Two thousand entries covering all aspects of lexicography. Contains an extensive bibliography.

 

Katzner, Kenneth. The Languages of the World. 3rd ed. London: Routledge, 2002.
(Olin Reference P 371 .K38x 2002)
A very handy guide to the language families of the world. Contains brief descriptions of each language including where and by whom it is spoken. Part I covers language families (e.g. Altaic languages), Part II individual languages (e.g., Russian) including even Esperanto, and Part III a country survey of languages spoken and numbers of people speaking them. A bibliography and an index are included.

 

Linguistic Composition of the Nations of the World/Composition linguistique des nations du monde. Heinz Kloss and Grant D. McConnell. Quebec: Presses de l'Université Laval, 1974- .
(Olin Stacks + P 120 .I61)
The first five volumes of what was to eventually have been a seven-volume set. At this point it is a partial statistical survey of the demography of the world's languages.
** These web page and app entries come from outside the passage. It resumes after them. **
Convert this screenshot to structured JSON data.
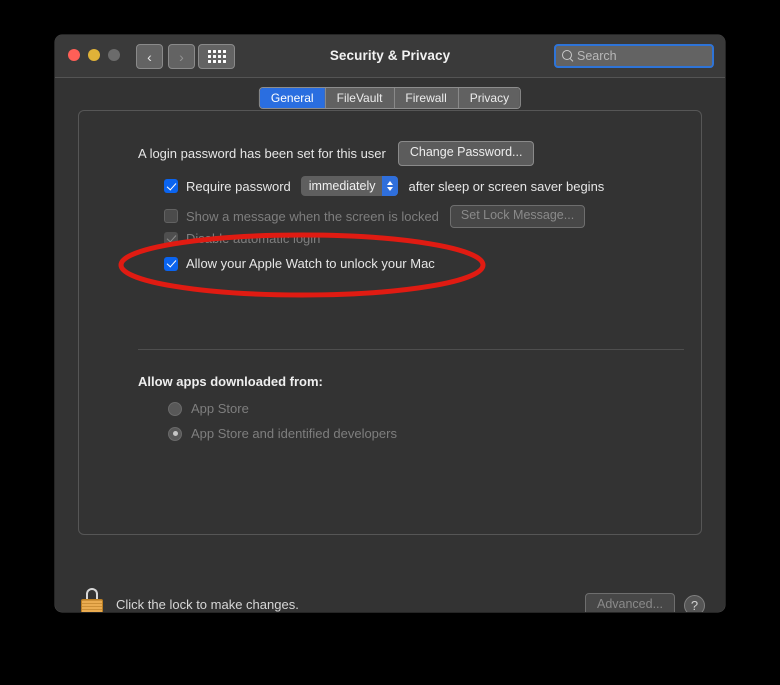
{
  "window": {
    "title": "Security & Privacy",
    "traffic_lights": [
      "close",
      "minimize",
      "zoom"
    ],
    "nav": {
      "back": "‹",
      "forward": "›"
    },
    "grid_button": "show-all-icon",
    "search": {
      "placeholder": "Search",
      "value": "",
      "icon": "search-icon",
      "focused": true
    }
  },
  "tabs": [
    {
      "label": "General",
      "active": true
    },
    {
      "label": "FileVault",
      "active": false
    },
    {
      "label": "Firewall",
      "active": false
    },
    {
      "label": "Privacy",
      "active": false
    }
  ],
  "general": {
    "password_status": "A login password has been set for this user",
    "change_password_button": "Change Password...",
    "require_password": {
      "label": "Require password",
      "checked": true,
      "delay_value": "immediately",
      "suffix": "after sleep or screen saver begins"
    },
    "lock_message": {
      "label": "Show a message when the screen is locked",
      "checked": false,
      "enabled": false,
      "button": "Set Lock Message..."
    },
    "disable_auto_login": {
      "label": "Disable automatic login",
      "checked": true,
      "enabled": false
    },
    "apple_watch": {
      "label": "Allow your Apple Watch to unlock your Mac",
      "checked": true,
      "highlighted": true
    },
    "allow_apps": {
      "heading": "Allow apps downloaded from:",
      "options": [
        {
          "label": "App Store",
          "selected": false
        },
        {
          "label": "App Store and identified developers",
          "selected": true
        }
      ]
    }
  },
  "footer": {
    "lock_icon": "lock-closed-icon",
    "lock_text": "Click the lock to make changes.",
    "advanced_button": "Advanced...",
    "help_button": "?"
  },
  "annotation": {
    "shape": "ellipse",
    "color": "#e01b12",
    "targets": "apple_watch"
  }
}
In the aim to be comprehensive the authors have included all types of language figures (first language, second language, bilingualism, ethnic data, etc.) from all available sources (official, secondary, estimates, scientific, etc.).

Volumes 1-5 cover central and western South Asia, North America, Central and South America, Oceania, and Europe and the USSR, respectively. Each volume begins with an extensive introduction providing background information on languages of the area. This is followed by a bibliography of sources for the data. The statistical tables listing the data comprise the bulk of each volume. The editors provide an index of statistical offices and a language and country index. Explanatory material and headings throughout the volumes are in both English and French.

 

The World’s Writing Systems. Edited by Peter T. Daniels and William Bright. New York: Oxford University Press, 1996.
(Olin Reference P 211 .W714 1996)
"Ranging from cuneiform to shorthand, from archaic Greek to modern Chinese, from Old Persian to modern Cherokee, this is the only available work in English to cover all of the world's writing systems from ancient times to the present. Describing scores of scripts in use now or in the past around the world, this unusually comprehensive reference offers a detailed exploration of the history and typology of writing systems. More than eighty articles by scholars from over a dozen countries explain and document how a vast array of writing systems work--how alphabets, ideograms, pictographs, and hieroglyphics convey meaning in graphic form." [Oxford University Press: Description]